• Your objective:
Would you write out the entries again, exactly as they are, but without images?

● ● ● ●

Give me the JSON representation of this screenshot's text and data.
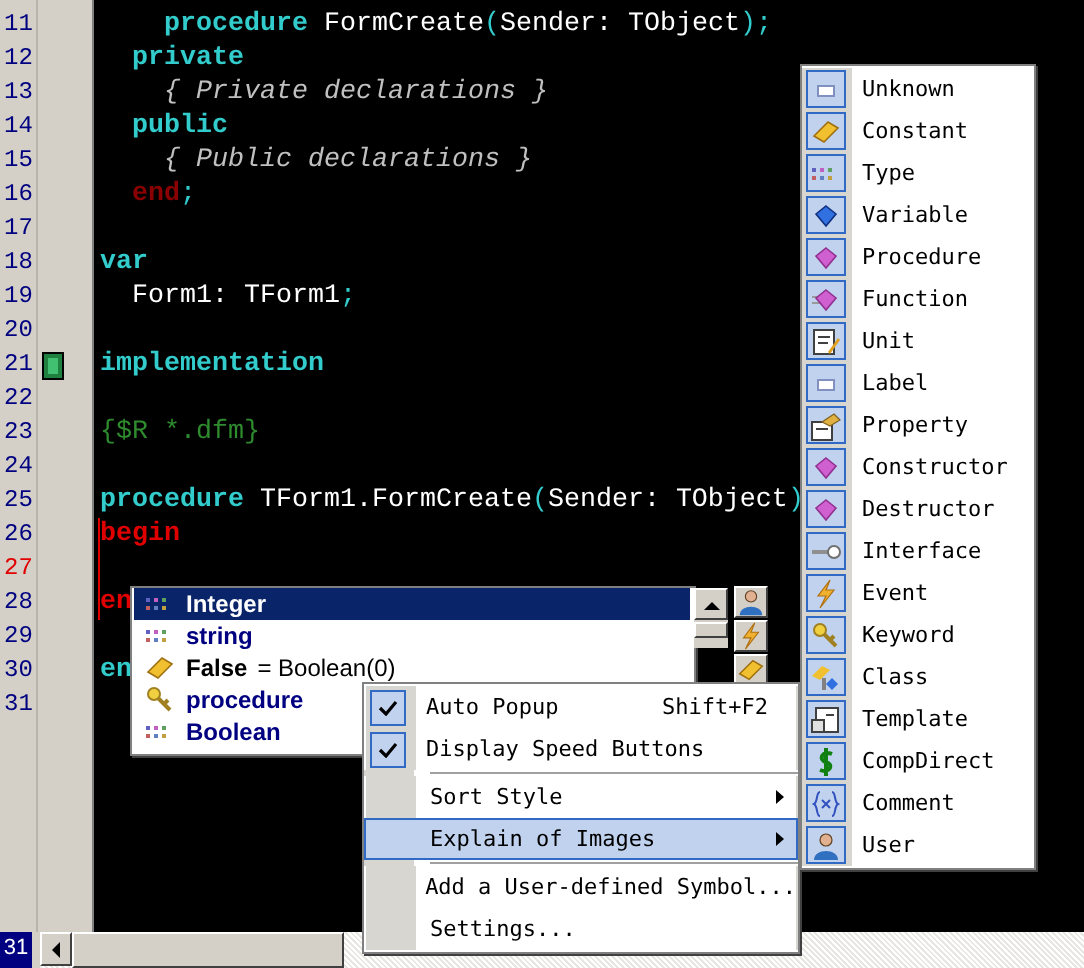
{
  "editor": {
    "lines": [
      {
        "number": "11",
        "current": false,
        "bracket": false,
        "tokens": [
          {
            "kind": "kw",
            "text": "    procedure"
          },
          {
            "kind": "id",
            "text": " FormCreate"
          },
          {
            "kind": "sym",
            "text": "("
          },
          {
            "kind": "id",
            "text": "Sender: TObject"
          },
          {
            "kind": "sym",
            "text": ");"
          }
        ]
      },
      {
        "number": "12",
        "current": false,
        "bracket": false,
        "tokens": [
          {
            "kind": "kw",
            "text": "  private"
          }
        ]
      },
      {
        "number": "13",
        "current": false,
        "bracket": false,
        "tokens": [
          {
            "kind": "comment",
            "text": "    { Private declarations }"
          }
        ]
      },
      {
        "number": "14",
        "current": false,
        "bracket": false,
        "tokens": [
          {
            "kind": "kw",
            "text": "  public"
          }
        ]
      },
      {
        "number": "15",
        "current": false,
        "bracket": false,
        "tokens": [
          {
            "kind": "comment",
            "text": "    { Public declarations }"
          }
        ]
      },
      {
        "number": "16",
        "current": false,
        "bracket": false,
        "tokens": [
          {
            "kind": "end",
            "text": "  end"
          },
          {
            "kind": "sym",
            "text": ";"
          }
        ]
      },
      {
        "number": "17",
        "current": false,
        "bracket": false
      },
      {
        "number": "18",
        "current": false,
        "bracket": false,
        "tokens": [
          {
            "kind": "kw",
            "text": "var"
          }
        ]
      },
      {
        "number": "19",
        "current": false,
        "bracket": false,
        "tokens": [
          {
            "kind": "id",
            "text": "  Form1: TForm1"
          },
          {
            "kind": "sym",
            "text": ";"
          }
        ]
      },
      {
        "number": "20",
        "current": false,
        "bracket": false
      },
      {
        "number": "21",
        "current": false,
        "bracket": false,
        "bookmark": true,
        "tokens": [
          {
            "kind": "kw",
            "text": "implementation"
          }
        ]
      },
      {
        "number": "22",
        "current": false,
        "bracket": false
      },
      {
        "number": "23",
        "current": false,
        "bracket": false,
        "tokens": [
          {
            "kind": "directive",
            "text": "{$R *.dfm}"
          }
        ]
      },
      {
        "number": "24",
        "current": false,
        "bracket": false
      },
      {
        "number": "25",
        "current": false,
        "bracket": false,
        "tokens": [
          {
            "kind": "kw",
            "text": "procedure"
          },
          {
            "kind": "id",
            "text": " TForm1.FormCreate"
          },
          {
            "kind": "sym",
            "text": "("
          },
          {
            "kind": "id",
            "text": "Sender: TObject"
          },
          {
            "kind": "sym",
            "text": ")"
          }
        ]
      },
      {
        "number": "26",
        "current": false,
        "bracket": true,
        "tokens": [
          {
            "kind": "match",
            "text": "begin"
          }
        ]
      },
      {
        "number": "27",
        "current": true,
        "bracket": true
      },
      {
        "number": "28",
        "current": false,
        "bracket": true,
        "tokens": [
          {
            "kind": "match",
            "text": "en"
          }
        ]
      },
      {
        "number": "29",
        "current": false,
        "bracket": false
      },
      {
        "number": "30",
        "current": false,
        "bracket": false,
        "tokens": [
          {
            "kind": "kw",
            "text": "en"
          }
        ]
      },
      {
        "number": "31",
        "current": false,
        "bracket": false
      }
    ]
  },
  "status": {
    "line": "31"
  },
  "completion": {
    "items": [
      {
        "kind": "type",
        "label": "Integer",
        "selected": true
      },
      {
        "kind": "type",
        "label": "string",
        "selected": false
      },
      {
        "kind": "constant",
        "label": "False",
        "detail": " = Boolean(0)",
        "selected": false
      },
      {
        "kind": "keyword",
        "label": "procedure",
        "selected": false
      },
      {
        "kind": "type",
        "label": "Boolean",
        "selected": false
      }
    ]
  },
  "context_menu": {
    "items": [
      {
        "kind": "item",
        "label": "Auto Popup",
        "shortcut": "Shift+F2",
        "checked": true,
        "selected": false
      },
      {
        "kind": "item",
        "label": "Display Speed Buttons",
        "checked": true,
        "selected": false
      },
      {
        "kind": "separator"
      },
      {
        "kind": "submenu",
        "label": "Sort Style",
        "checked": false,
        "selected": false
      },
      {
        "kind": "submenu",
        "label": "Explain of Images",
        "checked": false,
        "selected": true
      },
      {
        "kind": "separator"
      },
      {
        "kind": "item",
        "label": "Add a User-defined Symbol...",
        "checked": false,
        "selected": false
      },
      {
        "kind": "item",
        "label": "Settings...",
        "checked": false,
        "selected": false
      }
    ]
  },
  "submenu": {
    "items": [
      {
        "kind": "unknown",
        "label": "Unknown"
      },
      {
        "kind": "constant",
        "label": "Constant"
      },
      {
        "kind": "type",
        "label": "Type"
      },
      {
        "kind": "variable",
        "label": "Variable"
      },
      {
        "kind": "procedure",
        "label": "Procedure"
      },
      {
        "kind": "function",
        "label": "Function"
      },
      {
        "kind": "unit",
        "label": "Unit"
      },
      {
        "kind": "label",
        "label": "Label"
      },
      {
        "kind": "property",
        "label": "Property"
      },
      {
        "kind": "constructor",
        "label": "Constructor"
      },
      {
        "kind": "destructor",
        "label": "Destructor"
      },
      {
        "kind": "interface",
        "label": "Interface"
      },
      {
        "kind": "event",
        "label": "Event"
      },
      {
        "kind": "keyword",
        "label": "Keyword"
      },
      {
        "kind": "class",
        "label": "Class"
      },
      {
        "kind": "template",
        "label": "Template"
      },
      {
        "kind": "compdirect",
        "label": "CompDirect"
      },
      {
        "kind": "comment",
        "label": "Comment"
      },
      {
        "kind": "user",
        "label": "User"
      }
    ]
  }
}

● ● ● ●

• Output of the task:
Give me the JSON representation of this screenshot's text and data.
{
  "editor": {
    "lines": [
      {
        "number": "11",
        "current": false,
        "bracket": false,
        "tokens": [
          {
            "kind": "kw",
            "text": "    procedure"
          },
          {
            "kind": "id",
            "text": " FormCreate"
          },
          {
            "kind": "sym",
            "text": "("
          },
          {
            "kind": "id",
            "text": "Sender: TObject"
          },
          {
            "kind": "sym",
            "text": ");"
          }
        ]
      },
      {
        "number": "12",
        "current": false,
        "bracket": false,
        "tokens": [
          {
            "kind": "kw",
            "text": "  private"
          }
        ]
      },
      {
        "number": "13",
        "current": false,
        "bracket": false,
        "tokens": [
          {
            "kind": "comment",
            "text": "    { Private declarations }"
          }
        ]
      },
      {
        "number": "14",
        "current": false,
        "bracket": false,
        "tokens": [
          {
            "kind": "kw",
            "text": "  public"
          }
        ]
      },
      {
        "number": "15",
        "current": false,
        "bracket": false,
        "tokens": [
          {
            "kind": "comment",
            "text": "    { Public declarations }"
          }
        ]
      },
      {
        "number": "16",
        "current": false,
        "bracket": false,
        "tokens": [
          {
            "kind": "end",
            "text": "  end"
          },
          {
            "kind": "sym",
            "text": ";"
          }
        ]
      },
      {
        "number": "17",
        "current": false,
        "bracket": false
      },
      {
        "number": "18",
        "current": false,
        "bracket": false,
        "tokens": [
          {
            "kind": "kw",
            "text": "var"
          }
        ]
      },
      {
        "number": "19",
        "current": false,
        "bracket": false,
        "tokens": [
          {
            "kind": "id",
            "text": "  Form1: TForm1"
          },
          {
            "kind": "sym",
            "text": ";"
          }
        ]
      },
      {
        "number": "20",
        "current": false,
        "bracket": false
      },
      {
        "number": "21",
        "current": false,
        "bracket": false,
        "bookmark": true,
        "tokens": [
          {
            "kind": "kw",
            "text": "implementation"
          }
        ]
      },
      {
        "number": "22",
        "current": false,
        "bracket": false
      },
      {
        "number": "23",
        "current": false,
        "bracket": false,
        "tokens": [
          {
            "kind": "directive",
            "text": "{$R *.dfm}"
          }
        ]
      },
      {
        "number": "24",
        "current": false,
        "bracket": false
      },
      {
        "number": "25",
        "current": false,
        "bracket": false,
        "tokens": [
          {
            "kind": "kw",
            "text": "procedure"
          },
          {
            "kind": "id",
            "text": " TForm1.FormCreate"
          },
          {
            "kind": "sym",
            "text": "("
          },
          {
            "kind": "id",
            "text": "Sender: TObject"
          },
          {
            "kind": "sym",
            "text": ")"
          }
        ]
      },
      {
        "number": "26",
        "current": false,
        "bracket": true,
        "tokens": [
          {
            "kind": "match",
            "text": "begin"
          }
        ]
      },
      {
        "number": "27",
        "current": true,
        "bracket": true
      },
      {
        "number": "28",
        "current": false,
        "bracket": true,
        "tokens": [
          {
            "kind": "match",
            "text": "en"
          }
        ]
      },
      {
        "number": "29",
        "current": false,
        "bracket": false
      },
      {
        "number": "30",
        "current": false,
        "bracket": false,
        "tokens": [
          {
            "kind": "kw",
            "text": "en"
          }
        ]
      },
      {
        "number": "31",
        "current": false,
        "bracket": false
      }
    ]
  },
  "status": {
    "line": "31"
  },
  "completion": {
    "items": [
      {
        "kind": "type",
        "label": "Integer",
        "selected": true
      },
      {
        "kind": "type",
        "label": "string",
        "selected": false
      },
      {
        "kind": "constant",
        "label": "False",
        "detail": " = Boolean(0)",
        "selected": false
      },
      {
        "kind": "keyword",
        "label": "procedure",
        "selected": false
      },
      {
        "kind": "type",
        "label": "Boolean",
        "selected": false
      }
    ]
  },
  "context_menu": {
    "items": [
      {
        "kind": "item",
        "label": "Auto Popup",
        "shortcut": "Shift+F2",
        "checked": true,
        "selected": false
      },
      {
        "kind": "item",
        "label": "Display Speed Buttons",
        "checked": true,
        "selected": false
      },
      {
        "kind": "separator"
      },
      {
        "kind": "submenu",
        "label": "Sort Style",
        "checked": false,
        "selected": false
      },
      {
        "kind": "submenu",
        "label": "Explain of Images",
        "checked": false,
        "selected": true
      },
      {
        "kind": "separator"
      },
      {
        "kind": "item",
        "label": "Add a User-defined Symbol...",
        "checked": false,
        "selected": false
      },
      {
        "kind": "item",
        "label": "Settings...",
        "checked": false,
        "selected": false
      }
    ]
  },
  "submenu": {
    "items": [
      {
        "kind": "unknown",
        "label": "Unknown"
      },
      {
        "kind": "constant",
        "label": "Constant"
      },
      {
        "kind": "type",
        "label": "Type"
      },
      {
        "kind": "variable",
        "label": "Variable"
      },
      {
        "kind": "procedure",
        "label": "Procedure"
      },
      {
        "kind": "function",
        "label": "Function"
      },
      {
        "kind": "unit",
        "label": "Unit"
      },
      {
        "kind": "label",
        "label": "Label"
      },
      {
        "kind": "property",
        "label": "Property"
      },
      {
        "kind": "constructor",
        "label": "Constructor"
      },
      {
        "kind": "destructor",
        "label": "Destructor"
      },
      {
        "kind": "interface",
        "label": "Interface"
      },
      {
        "kind": "event",
        "label": "Event"
      },
      {
        "kind": "keyword",
        "label": "Keyword"
      },
      {
        "kind": "class",
        "label": "Class"
      },
      {
        "kind": "template",
        "label": "Template"
      },
      {
        "kind": "compdirect",
        "label": "CompDirect"
      },
      {
        "kind": "comment",
        "label": "Comment"
      },
      {
        "kind": "user",
        "label": "User"
      }
    ]
  }
}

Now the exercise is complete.